◆ **Exercise data**
┌────────

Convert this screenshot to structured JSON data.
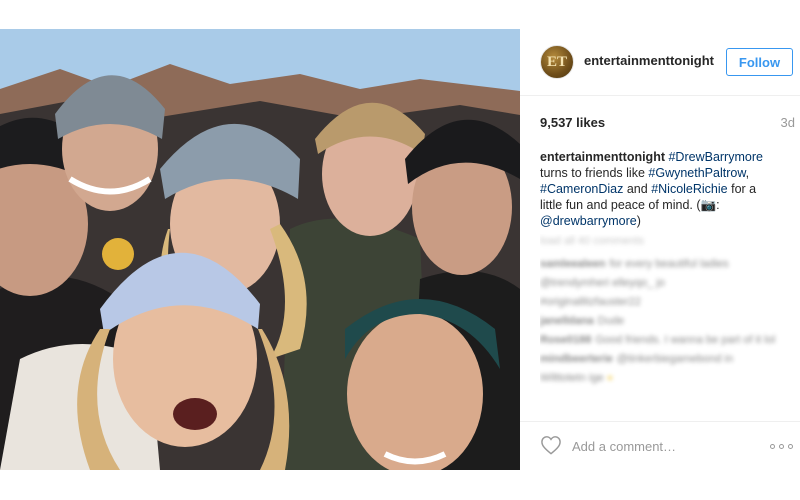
{
  "post": {
    "username": "entertainmenttonight",
    "avatar_text": "ET",
    "follow_label": "Follow",
    "likes": "9,537 likes",
    "age": "3d",
    "caption": {
      "author": "entertainmenttonight",
      "tag1": "#DrewBarrymore",
      "text1": " turns to friends like ",
      "tag2": "#GwynethPaltrow",
      "text2": ", ",
      "tag3": "#CameronDiaz",
      "text3": " and ",
      "tag4": "#NicoleRichie",
      "text4": " for a little fun and peace of mind. (",
      "camera": "📷",
      "text5": ": ",
      "tag5": "@drewbarrymore",
      "text6": ")"
    },
    "comments": [
      {
        "user": "",
        "text": "load all 40 comments"
      },
      {
        "user": "samleealeen",
        "text": "for every beautiful ladies"
      },
      {
        "user": "",
        "text": "@trendymheri elleyqo_ jo"
      },
      {
        "user": "",
        "text": "#originallitzfauster22"
      },
      {
        "user": "janelldana",
        "text": "Dude"
      },
      {
        "user": "Rose0188",
        "text": "Good friends. I wanna be part of it lol"
      },
      {
        "user": "mindbeerterie",
        "text": "@tinkerbiegamebond in"
      },
      {
        "user": "",
        "text": "Wilttotetn ige"
      }
    ],
    "comment_placeholder": "Add a comment…"
  },
  "colors": {
    "accent": "#3897f0",
    "tag": "#003569",
    "muted": "#999999",
    "divider": "#efefef"
  },
  "icons": {
    "like": "heart-icon",
    "more": "more-options-icon"
  }
}
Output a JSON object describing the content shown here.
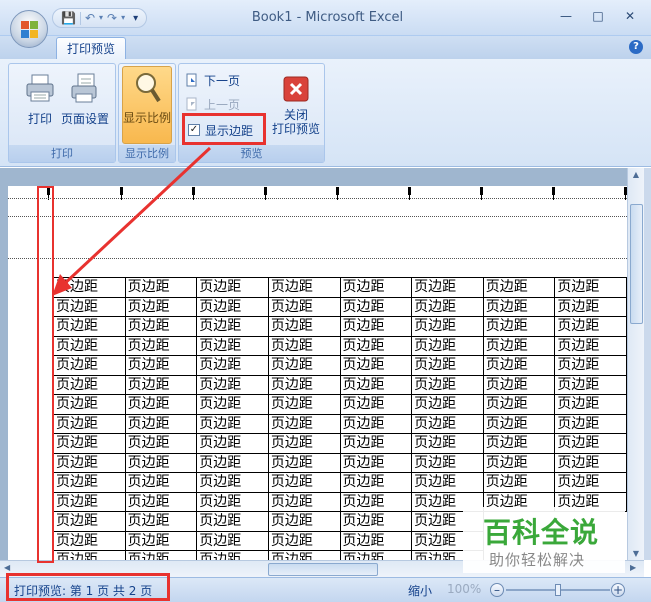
{
  "window": {
    "title": "Book1 - Microsoft Excel"
  },
  "quick_access": {
    "save_icon": "save-icon",
    "undo_icon": "undo-icon",
    "redo_icon": "redo-icon"
  },
  "ribbon": {
    "active_tab": "打印预览",
    "groups": {
      "print": {
        "label": "打印",
        "print_button": "打印",
        "page_setup_button": "页面设置"
      },
      "zoom": {
        "label": "显示比例",
        "zoom_button": "显示比例"
      },
      "preview": {
        "label": "预览",
        "next_page": "下一页",
        "prev_page": "上一页",
        "show_margins": "显示边距",
        "show_margins_checked": true,
        "close_line1": "关闭",
        "close_line2": "打印预览"
      }
    }
  },
  "sheet": {
    "cell_text": "页边距",
    "columns": 8,
    "rows_full": 12,
    "rows_partial": 3,
    "partial_columns": 6
  },
  "status_bar": {
    "text": "打印预览: 第 1 页  共 2 页",
    "zoom_out": "缩小",
    "zoom_percent": "100%"
  },
  "watermark": {
    "main": "百科全说",
    "sub": "助你轻松解决"
  },
  "colors": {
    "annotation": "#e8322f",
    "ribbon_text": "#15428b"
  }
}
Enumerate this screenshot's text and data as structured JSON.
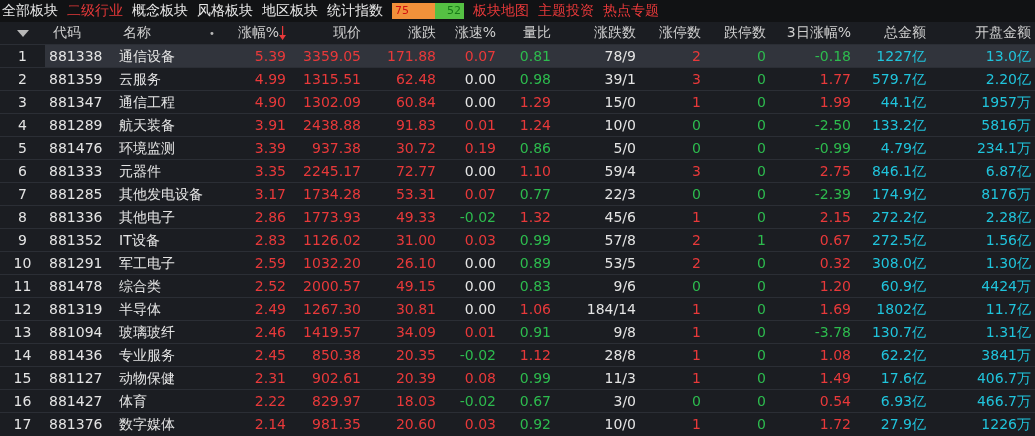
{
  "tabs": [
    {
      "label": "全部板块",
      "selected": false,
      "kind": "tab"
    },
    {
      "label": "二级行业",
      "selected": true,
      "kind": "tab"
    },
    {
      "label": "概念板块",
      "selected": false,
      "kind": "tab"
    },
    {
      "label": "风格板块",
      "selected": false,
      "kind": "tab"
    },
    {
      "label": "地区板块",
      "selected": false,
      "kind": "tab"
    },
    {
      "label": "统计指数",
      "selected": false,
      "kind": "tab"
    },
    {
      "kind": "ratio",
      "up": "75",
      "down": "52"
    },
    {
      "label": "板块地图",
      "kind": "link"
    },
    {
      "label": "主题投资",
      "kind": "link"
    },
    {
      "label": "热点专题",
      "kind": "link"
    }
  ],
  "table": {
    "columns": [
      {
        "kind": "menu"
      },
      {
        "label": "代码",
        "kind": "code"
      },
      {
        "label": "名称",
        "kind": "name",
        "marker": "•"
      },
      {
        "label": "涨幅%",
        "kind": "sign",
        "sorted": true
      },
      {
        "label": "现价",
        "kind": "follow"
      },
      {
        "label": "涨跌",
        "kind": "sign"
      },
      {
        "label": "涨速%",
        "kind": "sign"
      },
      {
        "label": "量比",
        "kind": "ratio"
      },
      {
        "label": "涨跌数",
        "kind": "plain"
      },
      {
        "label": "涨停数",
        "kind": "count"
      },
      {
        "label": "跌停数",
        "kind": "down"
      },
      {
        "label": "3日涨幅%",
        "kind": "sign"
      },
      {
        "label": "总金额",
        "kind": "amount"
      },
      {
        "label": "开盘金额",
        "kind": "amount"
      }
    ],
    "rows": [
      {
        "selected": true,
        "cells": [
          "1",
          "881338",
          "通信设备",
          "5.39",
          "3359.05",
          "171.88",
          "0.07",
          "0.81",
          "78/9",
          "2",
          "0",
          "-0.18",
          "1227亿",
          "13.0亿"
        ]
      },
      {
        "selected": false,
        "cells": [
          "2",
          "881359",
          "云服务",
          "4.99",
          "1315.51",
          "62.48",
          "0.00",
          "0.98",
          "39/1",
          "3",
          "0",
          "1.77",
          "579.7亿",
          "2.20亿"
        ]
      },
      {
        "selected": false,
        "cells": [
          "3",
          "881347",
          "通信工程",
          "4.90",
          "1302.09",
          "60.84",
          "0.00",
          "1.29",
          "15/0",
          "1",
          "0",
          "1.99",
          "44.1亿",
          "1957万"
        ]
      },
      {
        "selected": false,
        "cells": [
          "4",
          "881289",
          "航天装备",
          "3.91",
          "2438.88",
          "91.83",
          "0.01",
          "1.24",
          "10/0",
          "0",
          "0",
          "-2.50",
          "133.2亿",
          "5816万"
        ]
      },
      {
        "selected": false,
        "cells": [
          "5",
          "881476",
          "环境监测",
          "3.39",
          "937.38",
          "30.72",
          "0.19",
          "0.86",
          "5/0",
          "0",
          "0",
          "-0.99",
          "4.79亿",
          "234.1万"
        ]
      },
      {
        "selected": false,
        "cells": [
          "6",
          "881333",
          "元器件",
          "3.35",
          "2245.17",
          "72.77",
          "0.00",
          "1.10",
          "59/4",
          "3",
          "0",
          "2.75",
          "846.1亿",
          "6.87亿"
        ]
      },
      {
        "selected": false,
        "cells": [
          "7",
          "881285",
          "其他发电设备",
          "3.17",
          "1734.28",
          "53.31",
          "0.07",
          "0.77",
          "22/3",
          "0",
          "0",
          "-2.39",
          "174.9亿",
          "8176万"
        ]
      },
      {
        "selected": false,
        "cells": [
          "8",
          "881336",
          "其他电子",
          "2.86",
          "1773.93",
          "49.33",
          "-0.02",
          "1.32",
          "45/6",
          "1",
          "0",
          "2.15",
          "272.2亿",
          "2.28亿"
        ]
      },
      {
        "selected": false,
        "cells": [
          "9",
          "881352",
          "IT设备",
          "2.83",
          "1126.02",
          "31.00",
          "0.03",
          "0.99",
          "57/8",
          "2",
          "1",
          "0.67",
          "272.5亿",
          "1.56亿"
        ]
      },
      {
        "selected": false,
        "cells": [
          "10",
          "881291",
          "军工电子",
          "2.59",
          "1032.20",
          "26.10",
          "0.00",
          "0.89",
          "53/5",
          "2",
          "0",
          "0.32",
          "308.0亿",
          "1.30亿"
        ]
      },
      {
        "selected": false,
        "cells": [
          "11",
          "881478",
          "综合类",
          "2.52",
          "2000.57",
          "49.15",
          "0.00",
          "0.83",
          "9/6",
          "0",
          "0",
          "1.20",
          "60.9亿",
          "4424万"
        ]
      },
      {
        "selected": false,
        "cells": [
          "12",
          "881319",
          "半导体",
          "2.49",
          "1267.30",
          "30.81",
          "0.00",
          "1.06",
          "184/14",
          "1",
          "0",
          "1.69",
          "1802亿",
          "11.7亿"
        ]
      },
      {
        "selected": false,
        "cells": [
          "13",
          "881094",
          "玻璃玻纤",
          "2.46",
          "1419.57",
          "34.09",
          "0.01",
          "0.91",
          "9/8",
          "1",
          "0",
          "-3.78",
          "130.7亿",
          "1.31亿"
        ]
      },
      {
        "selected": false,
        "cells": [
          "14",
          "881436",
          "专业服务",
          "2.45",
          "850.38",
          "20.35",
          "-0.02",
          "1.12",
          "28/8",
          "1",
          "0",
          "1.08",
          "62.2亿",
          "3841万"
        ]
      },
      {
        "selected": false,
        "cells": [
          "15",
          "881127",
          "动物保健",
          "2.31",
          "902.61",
          "20.39",
          "0.08",
          "0.99",
          "11/3",
          "1",
          "0",
          "1.49",
          "17.6亿",
          "406.7万"
        ]
      },
      {
        "selected": false,
        "cells": [
          "16",
          "881427",
          "体育",
          "2.22",
          "829.97",
          "18.03",
          "-0.02",
          "0.67",
          "3/0",
          "0",
          "0",
          "0.54",
          "6.93亿",
          "466.7万"
        ]
      },
      {
        "selected": false,
        "cells": [
          "17",
          "881376",
          "数字媒体",
          "2.14",
          "981.35",
          "20.60",
          "0.03",
          "0.92",
          "10/0",
          "1",
          "0",
          "1.72",
          "27.9亿",
          "1226万"
        ]
      }
    ]
  }
}
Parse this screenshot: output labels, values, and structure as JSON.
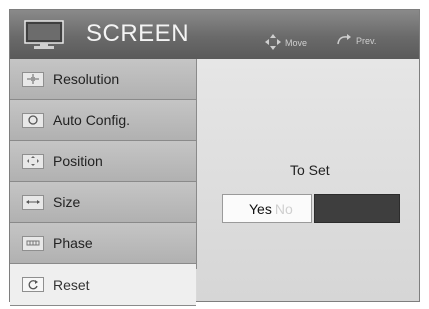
{
  "header": {
    "title": "SCREEN",
    "icon": "monitor-icon",
    "hints": {
      "move_label": "Move",
      "prev_label": "Prev."
    }
  },
  "menu": {
    "items": [
      {
        "label": "Resolution",
        "icon": "resolution-icon"
      },
      {
        "label": "Auto Config.",
        "icon": "auto-config-icon"
      },
      {
        "label": "Position",
        "icon": "position-icon"
      },
      {
        "label": "Size",
        "icon": "size-icon"
      },
      {
        "label": "Phase",
        "icon": "phase-icon"
      },
      {
        "label": "Reset",
        "icon": "reset-icon"
      }
    ],
    "selected": "Reset"
  },
  "panel": {
    "prompt": "To Set",
    "yes_label": "Yes",
    "no_label": "No"
  },
  "colors": {
    "header_bg": "#6a6a6a",
    "menu_bg": "#b9b9b9",
    "selected_bg": "#efefef",
    "no_button_bg": "#3e3e3e"
  }
}
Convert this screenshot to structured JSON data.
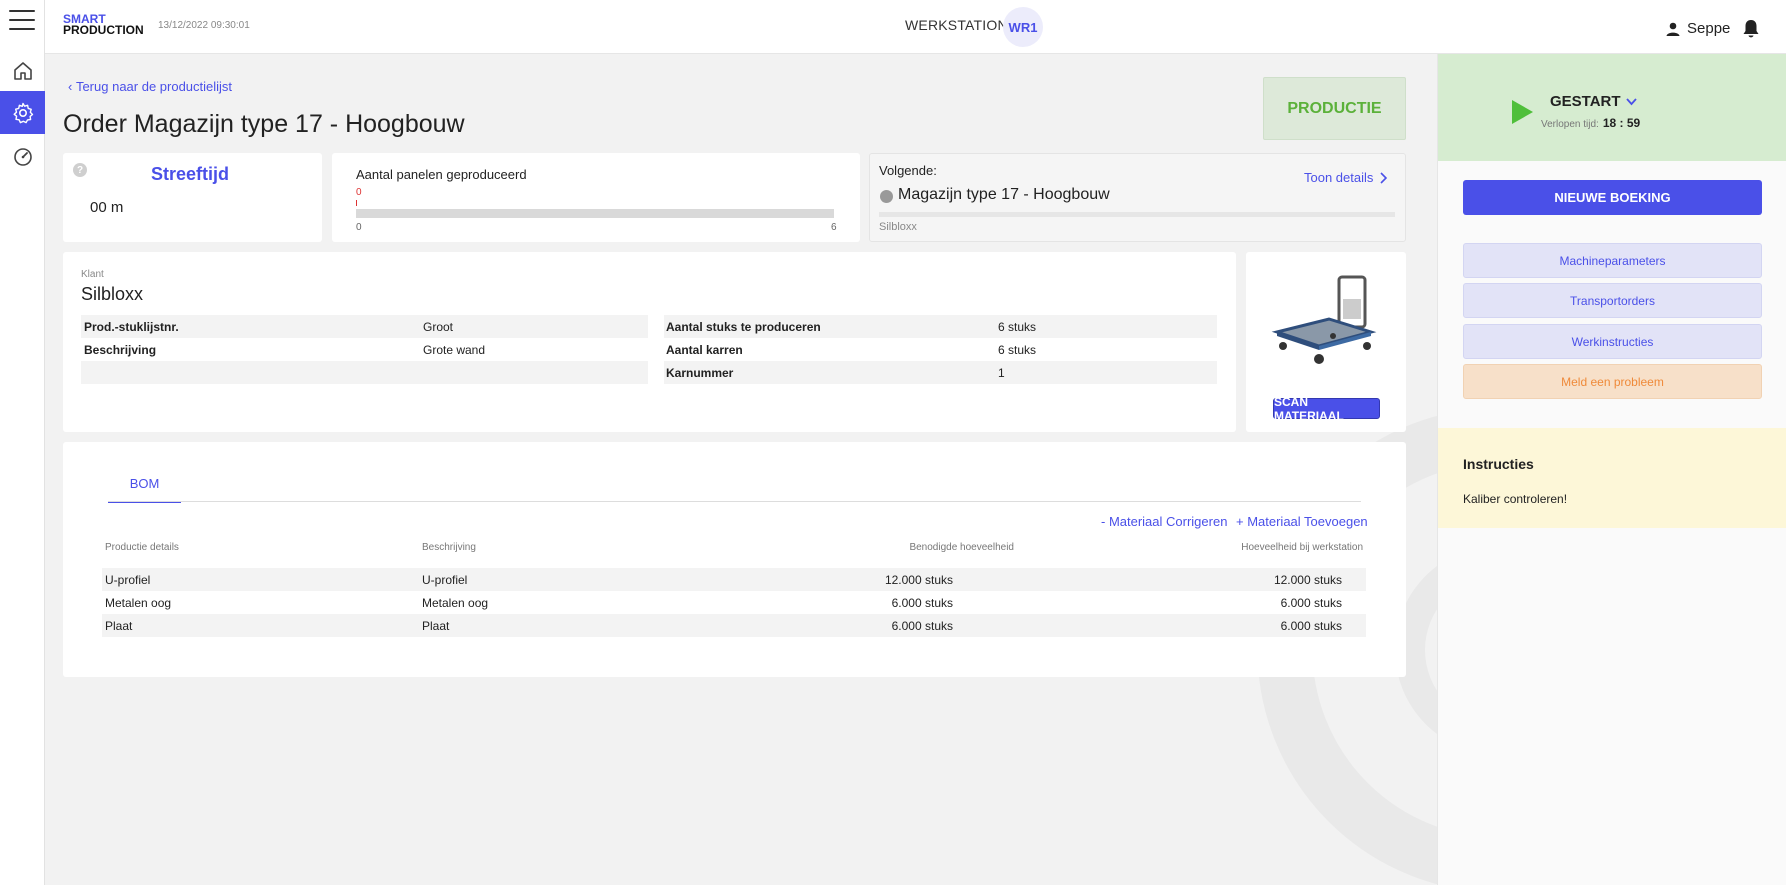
{
  "header": {
    "logo_line1": "SMART",
    "logo_line2": "PRODUCTION",
    "timestamp": "13/12/2022 09:30:01",
    "workstation_label": "WERKSTATION",
    "workstation_code": "WR1",
    "user_name": "Seppe"
  },
  "nav": {
    "items": [
      "home-icon",
      "gear-icon",
      "dashboard-icon"
    ],
    "active": 1
  },
  "main": {
    "back_link": "Terug naar de productielijst",
    "title": "Order Magazijn type 17 - Hoogbouw",
    "status_badge": "PRODUCTIE",
    "streeftijd": {
      "question": "?",
      "label": "Streeftijd",
      "value": "00 m"
    },
    "panels": {
      "label": "Aantal panelen geproduceerd",
      "current": "0",
      "min": "0",
      "max": "6",
      "progress": 0
    },
    "next": {
      "label": "Volgende:",
      "name": "Magazijn type 17 - Hoogbouw",
      "customer": "Silbloxx",
      "details_link": "Toon details"
    },
    "info": {
      "customer_label": "Klant",
      "customer": "Silbloxx",
      "left_rows": [
        {
          "key": "Prod.-stuklijstnr.",
          "value": "Groot"
        },
        {
          "key": "Beschrijving",
          "value": "Grote wand"
        },
        {
          "key": "",
          "value": ""
        }
      ],
      "right_rows": [
        {
          "key": "Aantal stuks te produceren",
          "value": "6 stuks"
        },
        {
          "key": "Aantal karren",
          "value": "6 stuks"
        },
        {
          "key": "Karnummer",
          "value": "1"
        }
      ]
    },
    "scan_button": "SCAN MATERIAAL",
    "bom": {
      "tab": "BOM",
      "action_correct": "- Materiaal Corrigeren",
      "action_add": "+ Materiaal Toevoegen",
      "columns": [
        "Productie details",
        "Beschrijving",
        "Benodigde hoeveelheid",
        "Hoeveelheid bij werkstation"
      ],
      "rows": [
        {
          "detail": "U-profiel",
          "desc": "U-profiel",
          "needed": "12.000 stuks",
          "at_ws": "12.000 stuks"
        },
        {
          "detail": "Metalen oog",
          "desc": "Metalen oog",
          "needed": "6.000 stuks",
          "at_ws": "6.000 stuks"
        },
        {
          "detail": "Plaat",
          "desc": "Plaat",
          "needed": "6.000 stuks",
          "at_ws": "6.000 stuks"
        }
      ]
    }
  },
  "side": {
    "status": "GESTART",
    "elapsed_label": "Verlopen tijd:",
    "elapsed": "18 : 59",
    "new_booking": "NIEUWE BOEKING",
    "buttons": [
      "Machineparameters",
      "Transportorders",
      "Werkinstructies",
      "Meld een probleem"
    ],
    "instructions_title": "Instructies",
    "instructions_text": "Kaliber controleren!"
  },
  "colors": {
    "accent": "#4a50e8",
    "production_green": "#5bb13a",
    "warning_orange": "#ef8a3a"
  }
}
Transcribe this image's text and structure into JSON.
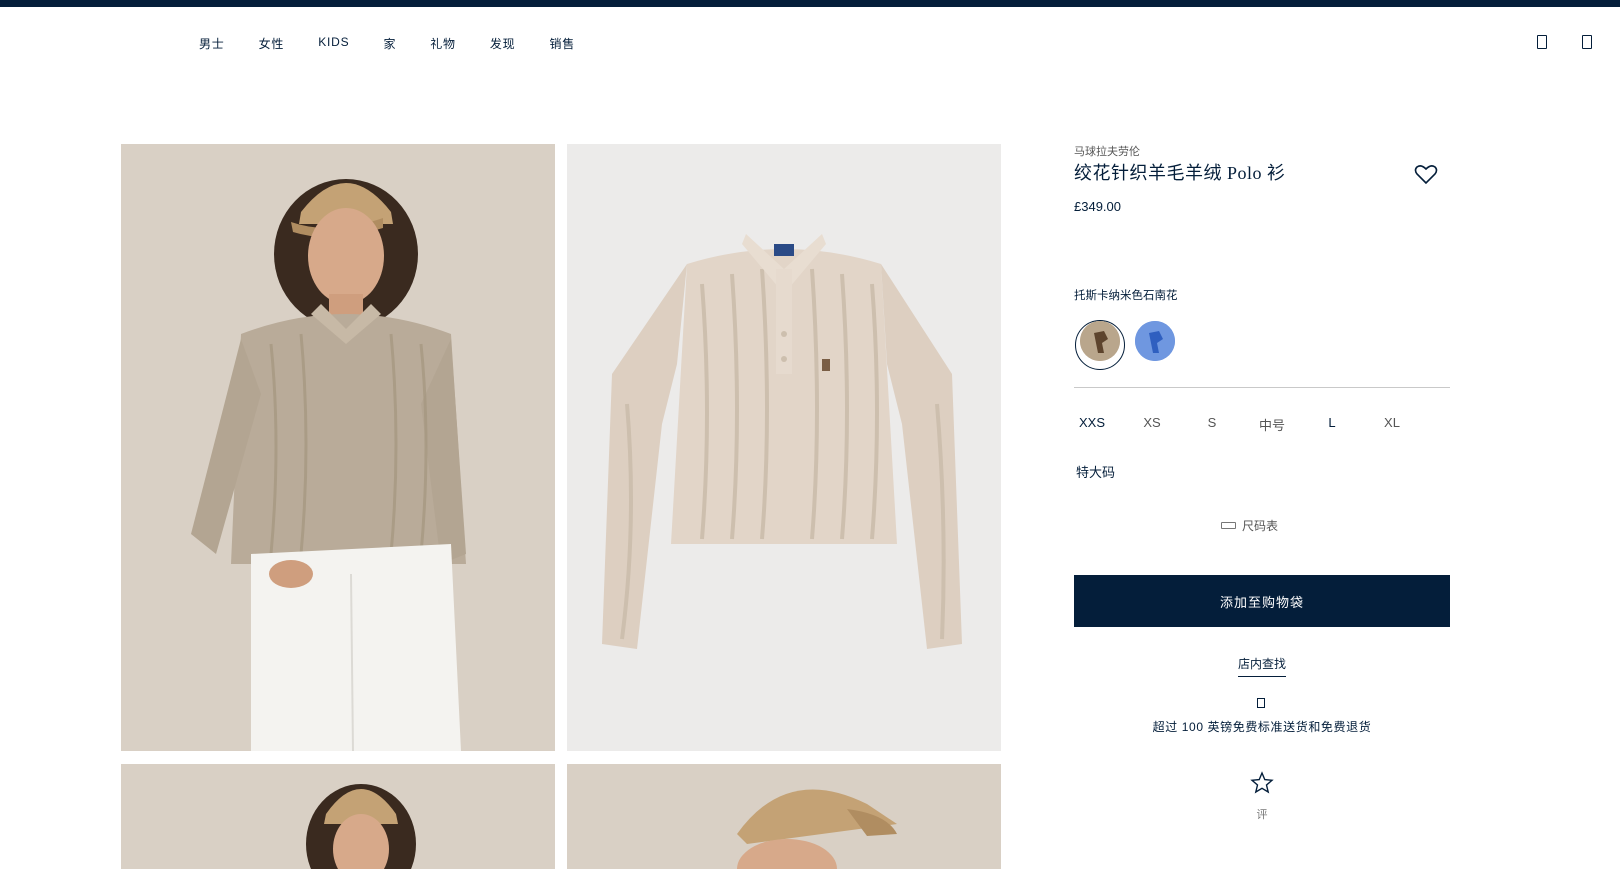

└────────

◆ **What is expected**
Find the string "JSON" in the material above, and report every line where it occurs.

◆ **Solution**
Convert this screenshot to structured JSON data.
Output a JSON object describing the content shown here.
Enumerate this screenshot's text and data as structured JSON.
Parse this screenshot: output labels, values, and structure as JSON.
Convert this screenshot to structured JSON data.
Transcribe this image's text and structure into JSON.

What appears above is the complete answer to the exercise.